Journal Article


Bryan T Hennessy
John Crown
Niamh Hambly
Deirdre Duke
Colm Power
Arnold D Hill
Guiseppe Gullo
M John Kennedy
Brian Moulton
Catherine Kelly
and 14 others



breast cancer phosphatidylinositol 3 kinase phosphatase and tensin homolog breast cancer patients receptor erbb 2 her2 positive mass spectrometry epidermal growth factor

Impact of somatic PI3K pathway and ERBB family mutations on pathological complete response (pCR) in HER2-positive breast cancer patients who received neoadjuvant HER2-targeted therapies. (2017)

Abstract The Cancer Genome Atlas analysis revealed that somatic EGFR, receptor tyrosine-protein kinase erbB-2 (ERBB2), Erb-B2 receptor tyrosine kinase 3 (ERBB3) and Erb-B2 receptor tyrosine kinase 4 (ERBB4) gene mutations (ERBB family mutations) occur alone or co-occur with somatic mutations in the gene encoding the phosphatidylinositol 3-kinase (PI3K) catalytic subunit (PIK3CA) in 19% of human epidermal growth factor receptor 2 (HER2)-positive breast cancers.
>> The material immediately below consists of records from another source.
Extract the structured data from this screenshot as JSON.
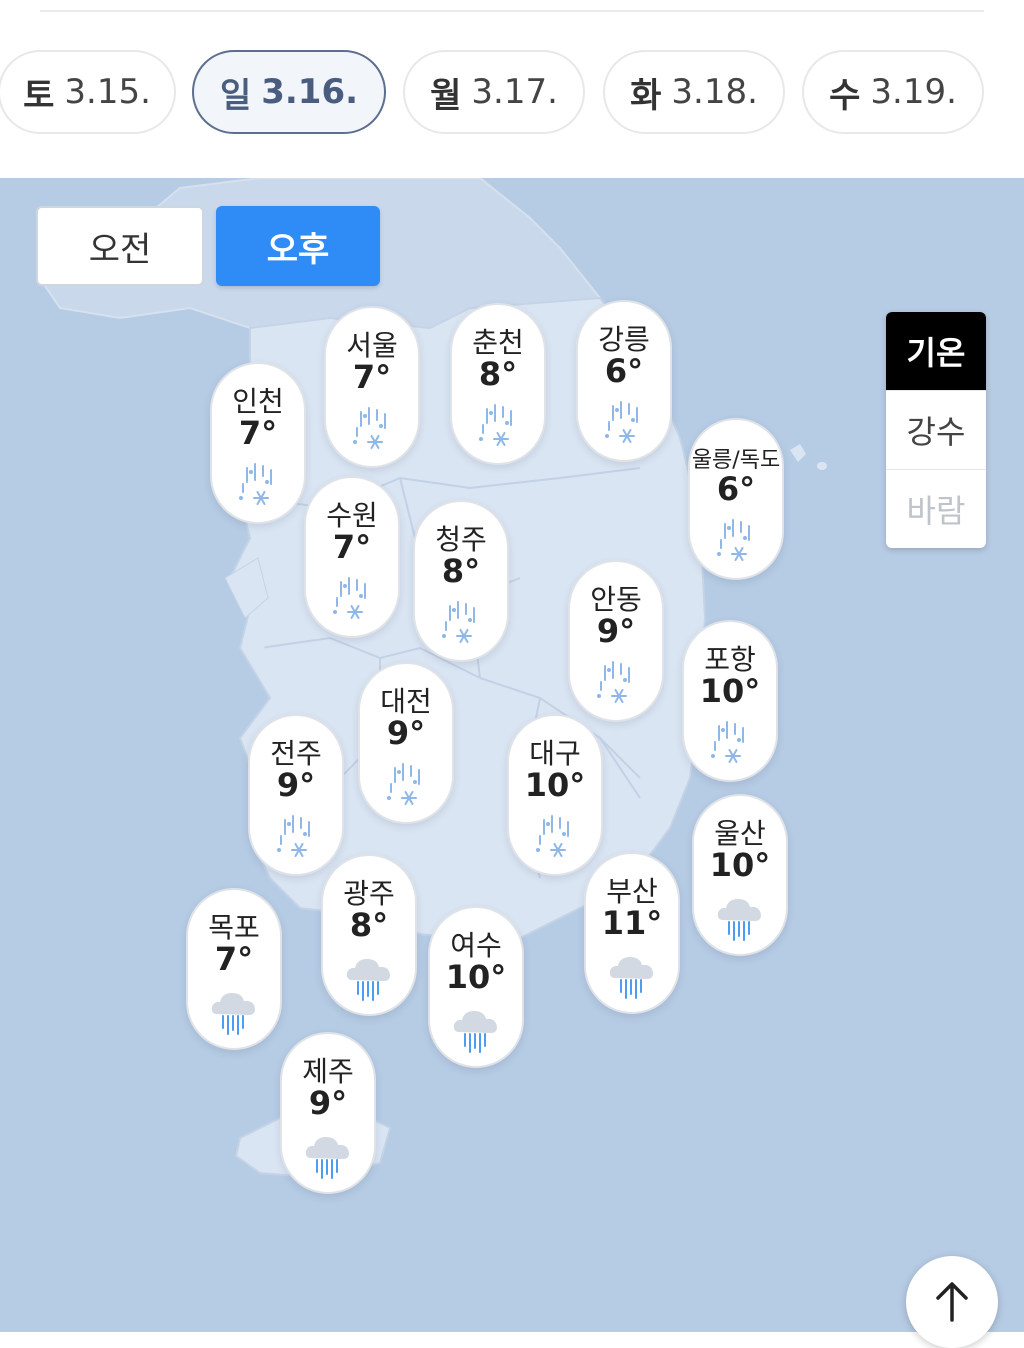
{
  "dates": [
    {
      "day": "토",
      "date": "3.15."
    },
    {
      "day": "일",
      "date": "3.16."
    },
    {
      "day": "월",
      "date": "3.17."
    },
    {
      "day": "화",
      "date": "3.18."
    },
    {
      "day": "수",
      "date": "3.19."
    }
  ],
  "time_toggle": {
    "am": "오전",
    "pm": "오후"
  },
  "layers": {
    "temperature": "기온",
    "precipitation": "강수",
    "wind": "바람"
  },
  "cities": [
    {
      "name": "서울",
      "temp": "7°",
      "icon": "snow-rain-icon"
    },
    {
      "name": "춘천",
      "temp": "8°",
      "icon": "snow-rain-icon"
    },
    {
      "name": "강릉",
      "temp": "6°",
      "icon": "snow-rain-icon"
    },
    {
      "name": "인천",
      "temp": "7°",
      "icon": "snow-rain-icon"
    },
    {
      "name": "울릉/독도",
      "temp": "6°",
      "icon": "snow-rain-icon"
    },
    {
      "name": "수원",
      "temp": "7°",
      "icon": "snow-rain-icon"
    },
    {
      "name": "청주",
      "temp": "8°",
      "icon": "snow-rain-icon"
    },
    {
      "name": "안동",
      "temp": "9°",
      "icon": "snow-rain-icon"
    },
    {
      "name": "포항",
      "temp": "10°",
      "icon": "snow-rain-icon"
    },
    {
      "name": "대전",
      "temp": "9°",
      "icon": "snow-rain-icon"
    },
    {
      "name": "전주",
      "temp": "9°",
      "icon": "snow-rain-icon"
    },
    {
      "name": "대구",
      "temp": "10°",
      "icon": "snow-rain-icon"
    },
    {
      "name": "울산",
      "temp": "10°",
      "icon": "cloud-rain-icon"
    },
    {
      "name": "광주",
      "temp": "8°",
      "icon": "cloud-rain-icon"
    },
    {
      "name": "부산",
      "temp": "11°",
      "icon": "cloud-rain-icon"
    },
    {
      "name": "목포",
      "temp": "7°",
      "icon": "cloud-rain-icon"
    },
    {
      "name": "여수",
      "temp": "10°",
      "icon": "cloud-rain-icon"
    },
    {
      "name": "제주",
      "temp": "9°",
      "icon": "cloud-rain-icon"
    }
  ],
  "colors": {
    "accent": "#2f8cf6",
    "map_sea": "#b6cbe4",
    "map_land": "#dae5f3",
    "active_layer": "#000000"
  }
}
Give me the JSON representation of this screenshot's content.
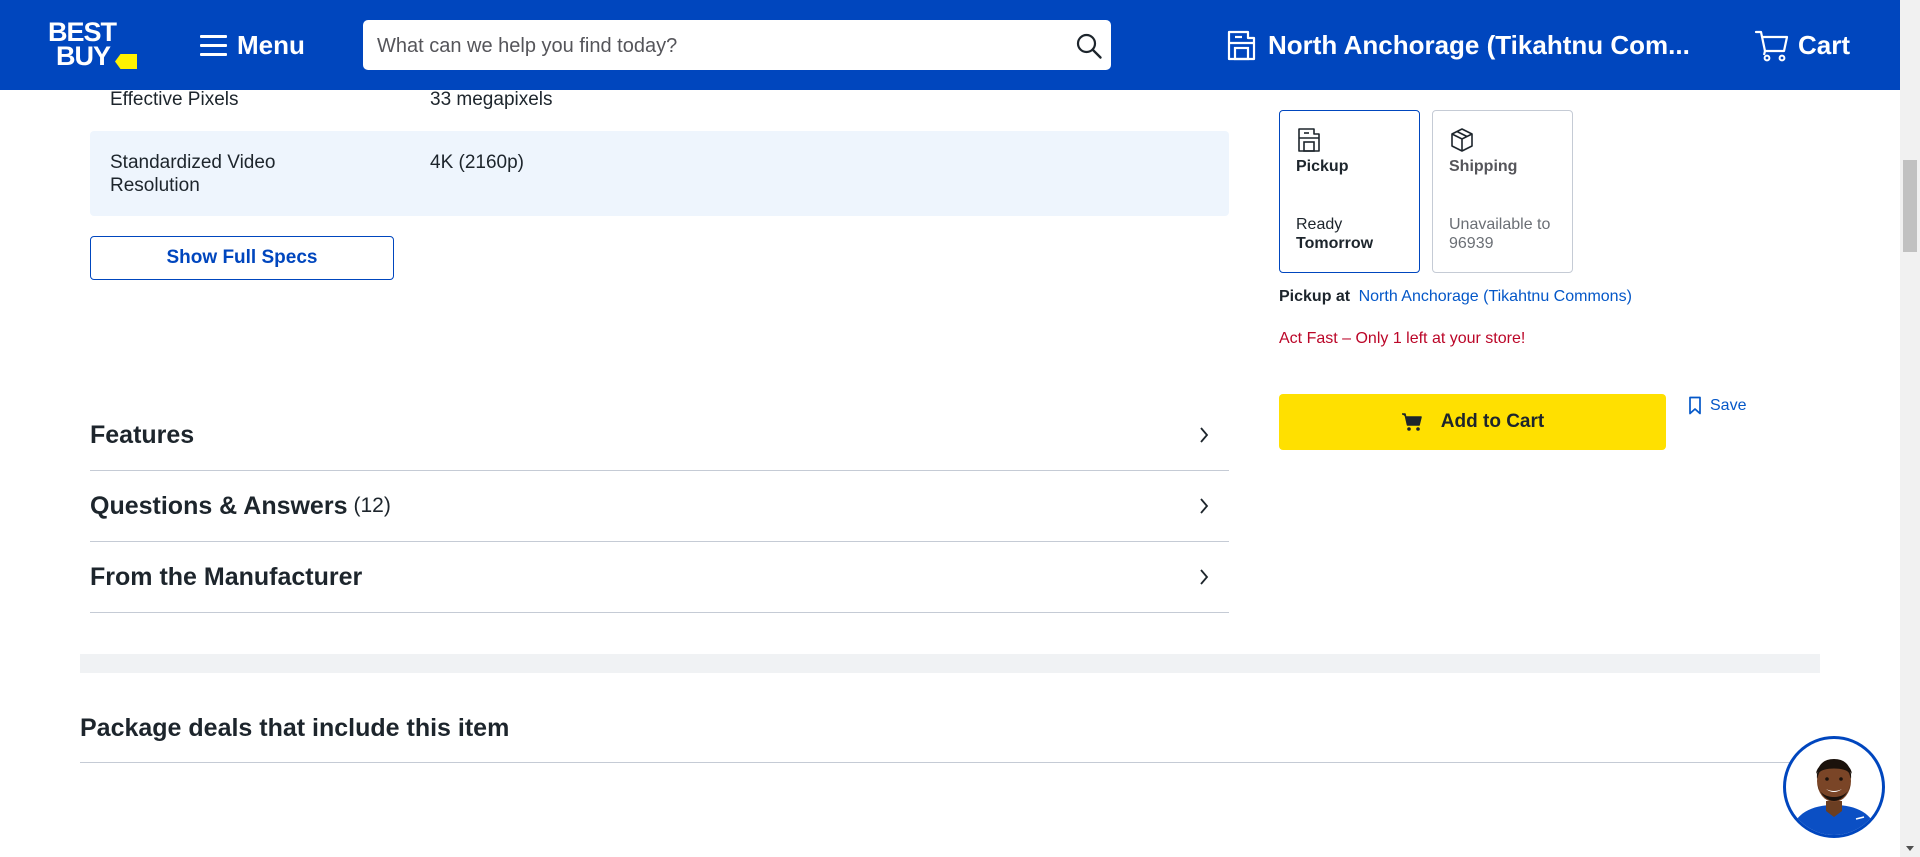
{
  "header": {
    "logo_line1": "BEST",
    "logo_line2": "BUY",
    "menu_label": "Menu",
    "search_placeholder": "What can we help you find today?",
    "store_label": "North Anchorage (Tikahtnu Com...",
    "cart_label": "Cart"
  },
  "specs": {
    "rows": [
      {
        "key": "Effective Pixels",
        "value": "33 megapixels"
      },
      {
        "key": "Standardized Video Resolution",
        "value": "4K (2160p)"
      }
    ],
    "show_full_label": "Show Full Specs"
  },
  "accordion": [
    {
      "title": "Features",
      "count": ""
    },
    {
      "title": "Questions & Answers",
      "count": "(12)"
    },
    {
      "title": "From the Manufacturer",
      "count": ""
    }
  ],
  "package": {
    "title": "Package deals that include this item"
  },
  "fulfillment": {
    "pickup": {
      "name": "Pickup",
      "line1": "Ready",
      "line2": "Tomorrow"
    },
    "shipping": {
      "name": "Shipping",
      "line1": "Unavailable to",
      "line2": "96939"
    },
    "pickup_at_label": "Pickup at",
    "pickup_store": "North Anchorage (Tikahtnu Commons)",
    "stock_alert": "Act Fast – Only 1 left at your store!",
    "add_to_cart_label": "Add to Cart",
    "save_label": "Save"
  },
  "colors": {
    "brand_blue": "#0046be",
    "brand_yellow": "#ffe000",
    "alert_red": "#bb0628",
    "link_blue": "#0457c8"
  }
}
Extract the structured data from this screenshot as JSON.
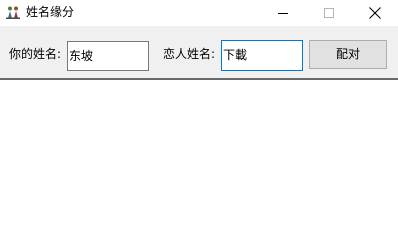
{
  "window": {
    "title": "姓名缘分",
    "icon": "couple-app-icon",
    "controls": {
      "minimize": "minimize-icon",
      "maximize": "maximize-icon",
      "close": "close-icon"
    }
  },
  "form": {
    "your_name_label": "你的姓名:",
    "your_name_value": "东坡",
    "lover_name_label": "恋人姓名:",
    "lover_name_value": "下載",
    "match_button_label": "配对"
  },
  "colors": {
    "toolbar_bg": "#f0f0f0",
    "focus_border": "#0078d7",
    "button_bg": "#e1e1e1",
    "divider": "#696969"
  }
}
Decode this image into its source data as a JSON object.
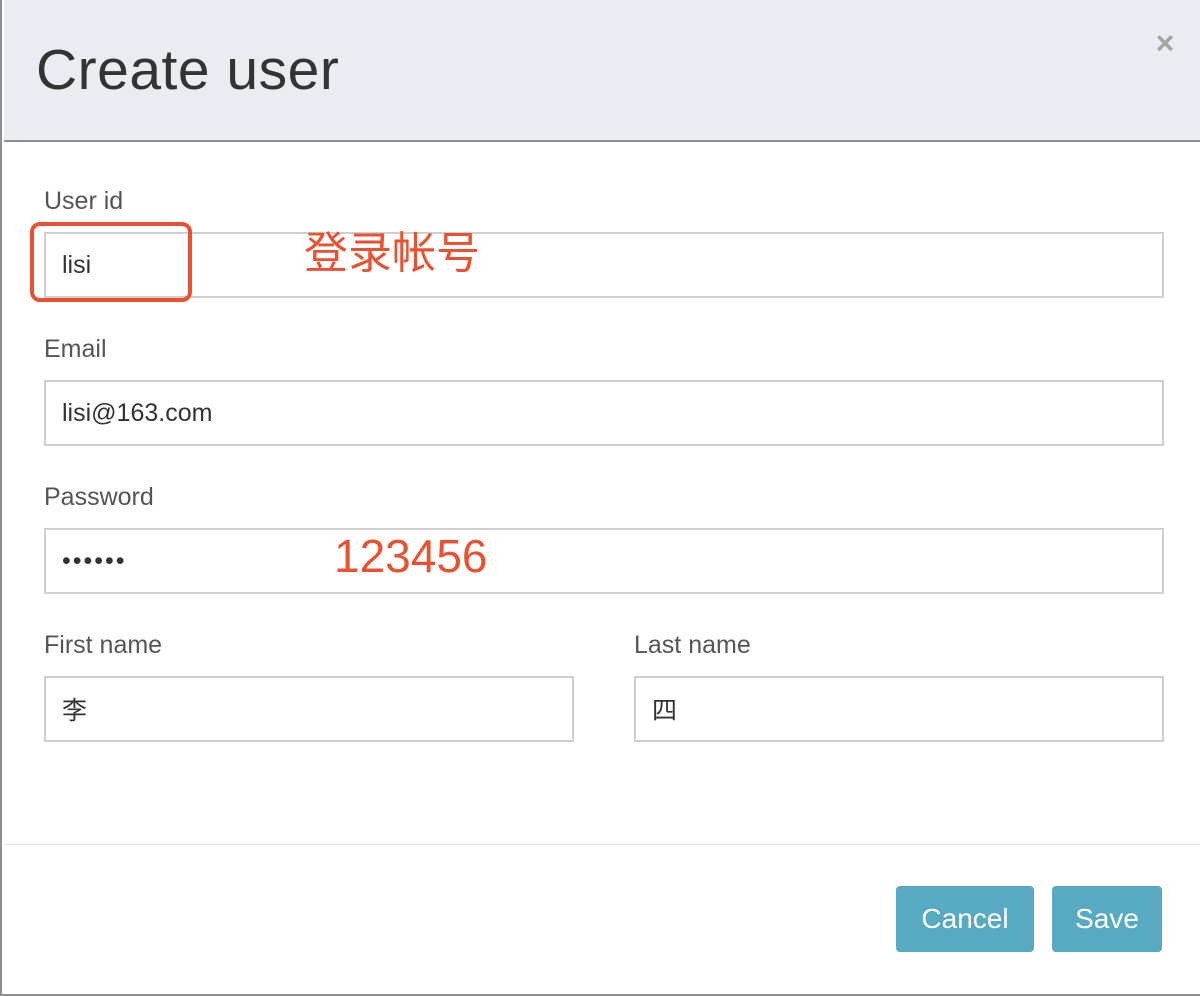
{
  "dialog": {
    "title": "Create user",
    "close_glyph": "×"
  },
  "form": {
    "user_id": {
      "label": "User id",
      "value": "lisi"
    },
    "email": {
      "label": "Email",
      "value": "lisi@163.com"
    },
    "password": {
      "label": "Password",
      "value": "123456",
      "masked_display": "••••••"
    },
    "first_name": {
      "label": "First name",
      "value": "李"
    },
    "last_name": {
      "label": "Last name",
      "value": "四"
    }
  },
  "annotations": {
    "user_id_note": "登录帐号",
    "password_note": "123456",
    "color": "#e85230"
  },
  "footer": {
    "cancel_label": "Cancel",
    "save_label": "Save",
    "button_color": "#58aac2"
  },
  "icons": {
    "close": "close-icon"
  }
}
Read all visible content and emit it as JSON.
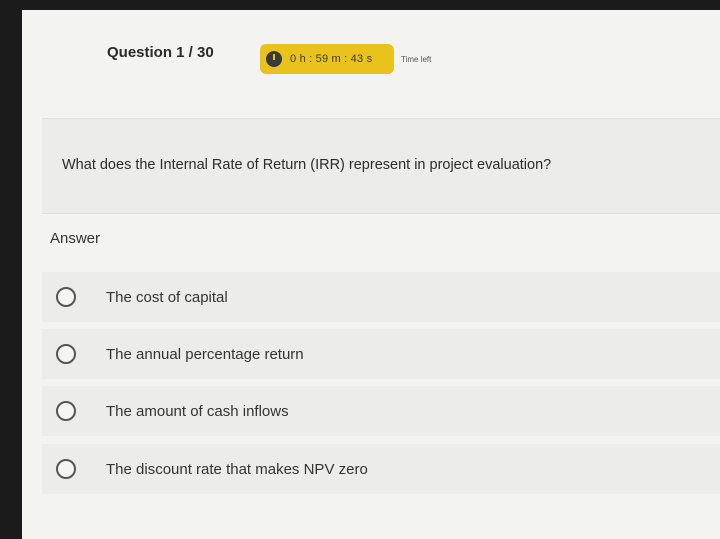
{
  "header": {
    "question_counter": "Question 1 / 30",
    "timer": "0 h : 59 m : 43 s",
    "time_left_label": "Time left"
  },
  "question": {
    "text": "What does the Internal Rate of Return (IRR) represent in project evaluation?"
  },
  "answer": {
    "label": "Answer",
    "options": [
      {
        "label": "The cost of capital"
      },
      {
        "label": "The annual percentage return"
      },
      {
        "label": "The amount of cash inflows"
      },
      {
        "label": "The discount rate that makes NPV zero"
      }
    ]
  },
  "colors": {
    "timer_badge": "#e9c31c",
    "background": "#f3f3f1",
    "card": "#ececea"
  }
}
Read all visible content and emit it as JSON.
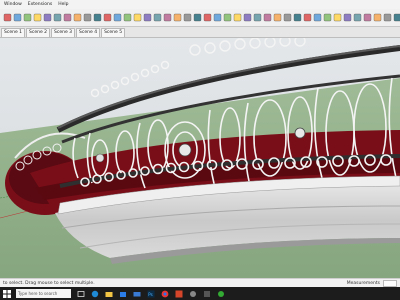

Because ERBB family mutations can activate the PI3K/AKT pathway and likely have similar canonical signalling effects to PI3K pathway mutations, we investigated their combined impact on response to neoadjuvant HER2-targeted therapies. Baseline tumour biopsies were available from 74 patients with HER2-positive breast cancer who were enrolled in the phase II TCHL neoadjuvant study (ICORG 10-05) assessing TCH (docetaxel, carboplatin, trastuzumab) (n = 38) versus TCL (docetaxel, carboplatin, lapatinib) (n = 10) versus TCHL (docetaxel, carboplatin, trastuzumab, lapatinib) (n = 40), each for six cycles. Activating mutations in PIK3CA and ERBB family genes were identified using mass spectrometry-based genotyping. Phosphatase and tensin homolog (PTEN) expression was assessed by immunohistochemistry. PIK3CA and/or ERBB family mutations were detected in 23 (31.1%) tumour samples tested, whereas PTEN expression was low in 31.1% of cases tested. Mutation frequency was similar in each treatment arm (31.3% in TCH arm, 30% in TCL arm and 31.3% in TCHL arm) and was not influenced by oestrogen receptor (ER) status (27.6% in ER-negative patients, 33.3% in ER-positive patients) or progesterone receptor (PR) status (32.6% in PR-negative patients, 29% in PR-positive patients). There was no significant difference in pathological complete response (pCR) rates between 47 patients with wild-type (WT) tumours and 22 patients whose tumours carried mutations (in either PIK3CA or ERBB family genes) (42.5% vs. 54.5%; p = 0.439). Similarly, there was no significant difference in pCR rates between patients with PIK3CA/ERBB family mutated/PTEN-low (i.e., PI3K-activated) tumours and patients without PI3K activation (50% vs. 44%; p = 0.769). However, in the TCHL (but not the TCH) group, the pCR rate was higher for 9 patients with PIK3CA/ERBB family mutated tumours than for 20 patients with PIK3CA/ERBB family WT tumours (77.8% vs. 35%; p = 0.05). Our results indicate that patients who receive neoadjuvant TCHL and have PIK3CA/ERBB family mutated tumours may be more likely to have a pCR than patients with WT tumours. ClinicalTrials.gov, NCT01485926 . Registered on 2 December 2011.
Collections Ireland -> Dublin City University -> PubMed

Full list of authors on original publication

Bryan T Hennessy, John Crown, Niamh Hambly, Deirdre Duke, Colm Power, Arnold D Hill, Guiseppe Gullo, M John Kennedy, Brian Moulton, Catherine Kelly and 14 others

Experts in our system

Bryan T Hennessy
Royal College of Surgeons in Ireland
Total Publications: 33
John Crown
Dublin City University
Total Publications: 104
Arnold D K Hill
Royal College of Surgeons in Ireland
Total Publications: 110
Michael Kennedy
Trinity College Dublin
Total Publications: 27